1.     Count the total number of nodules for each plant.

2.     Calculate nodule mass by weighing nodules.

3.     Using a scalpel dissect nodules and determine the % active (brown/red) versus inactive (white/green) nodules.

4.     Using a biological nitrogen fixation (BNF) rate of 10 nmol per hour per nodule calculate the overall BNF per plant per day.

5.     Were there qualitative and quantitative differences in nodule numbers and mass in your different plant samples? Explain why you think this is the case.

6.     Did some samples contain more active nodules than others? Why might this be the case?


  1. B.C. Ectomycorrhizal research atlas at:
  2. Fisher RF and Binkley D. 2000. Ecology and Management of Forest Soils. Third Edition. John Wiley & Sons Inc., Toronto.
  3. Giovannetti M and Mosse B. 1980. An evaluation of techniques for measuring vesicular arbuscular mycorrhizal infection in roots.
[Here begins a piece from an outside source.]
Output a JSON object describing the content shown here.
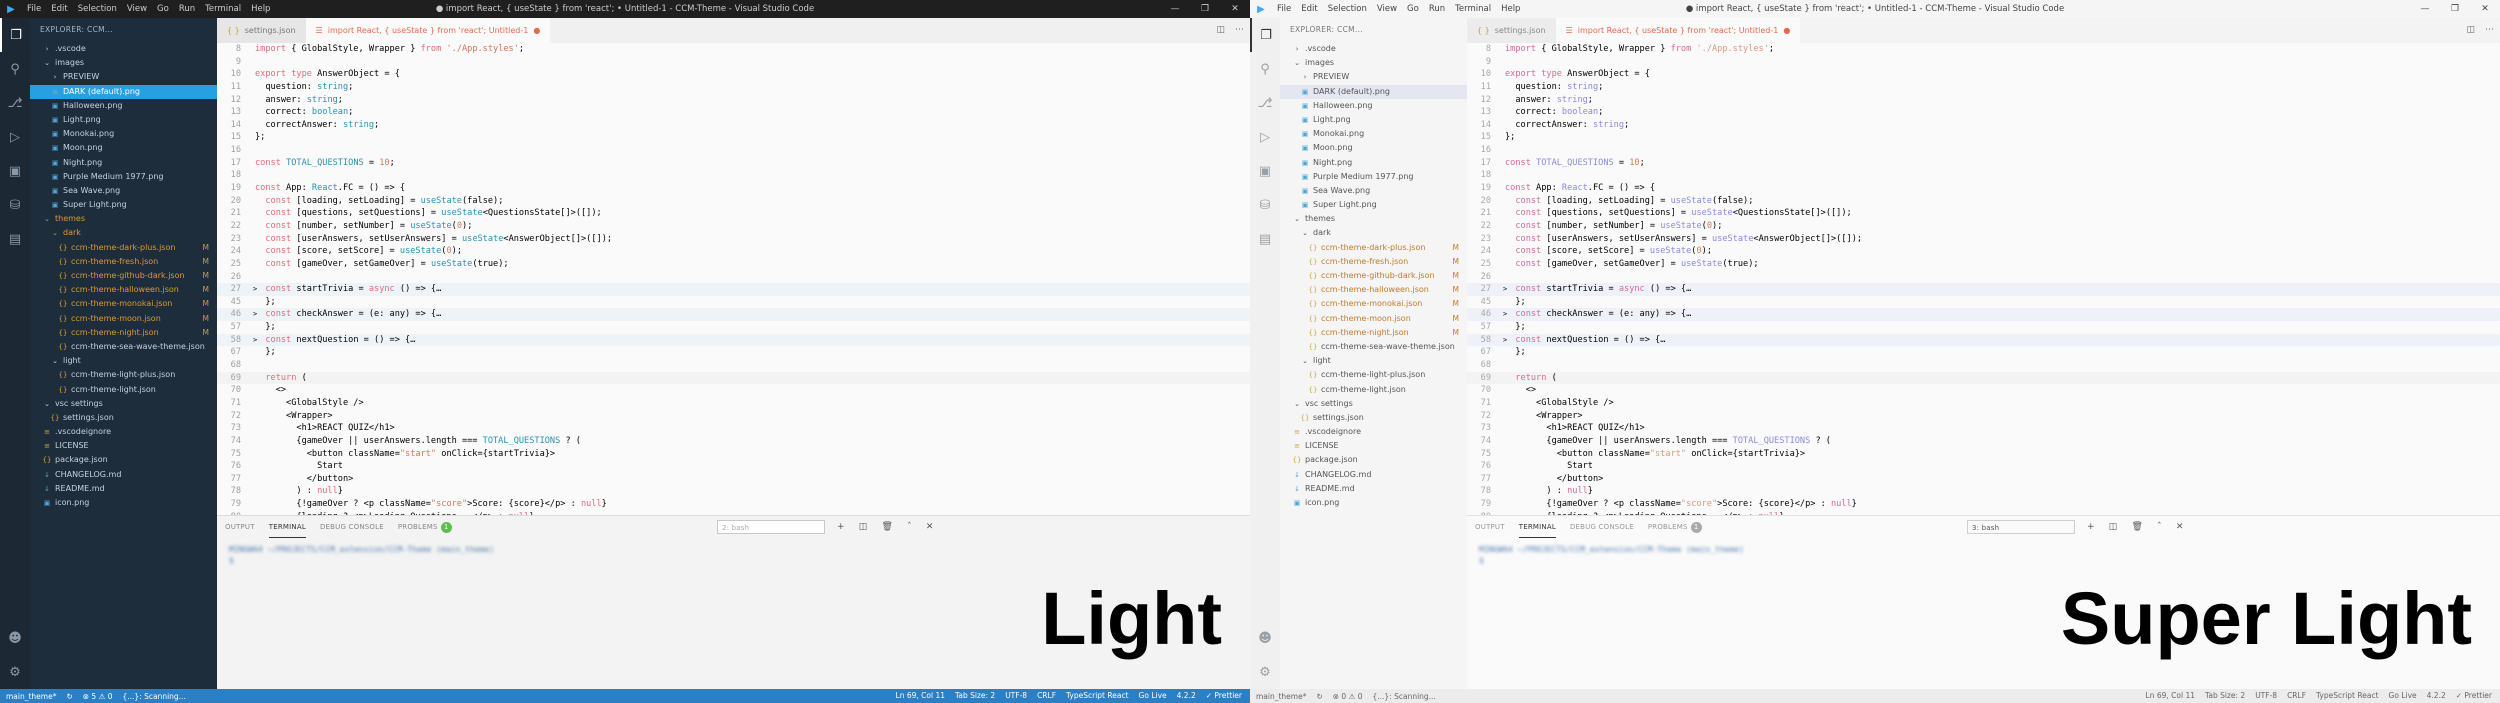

New Phytologist 84: 489-500.
  4. Paul EA. 2007. Soil Microbiology, Ecology & Biochemistry.3rd Edition. Elsevier Academic Press.
  5. Pepper IL and Gerber CP 2004. Environmental Microbiology: A Laboratory Manual.2nd Edition. Elsevier Academic Press.
  6. Suz, LM, Azul AM, Morris MH, Bledsoe CS, & Martín MP. 2008. Morphotyping and Molecular Methods to Characterize Ectomycorrhizal Roots and Hyphae in Soil. In: C.S. Nautiyal, P. Dion (eds.) Molecular Mechanisms of Plant 437 and Microbe Coexistence. Soil Biology 15, DOI: 10.1007/978-3-540-75575-3. Springer-Verlag Berlin Heidelberg.
  7. Vierheilig, H, Coughlan, AP, Wyss, U, & Piche Y. 1998. Ink and Vinegar, a Simple Staining Technique for Arbuscular-Mycorrhizal Fungi. Applied and Environmental Microbiology 64: 5004–5007.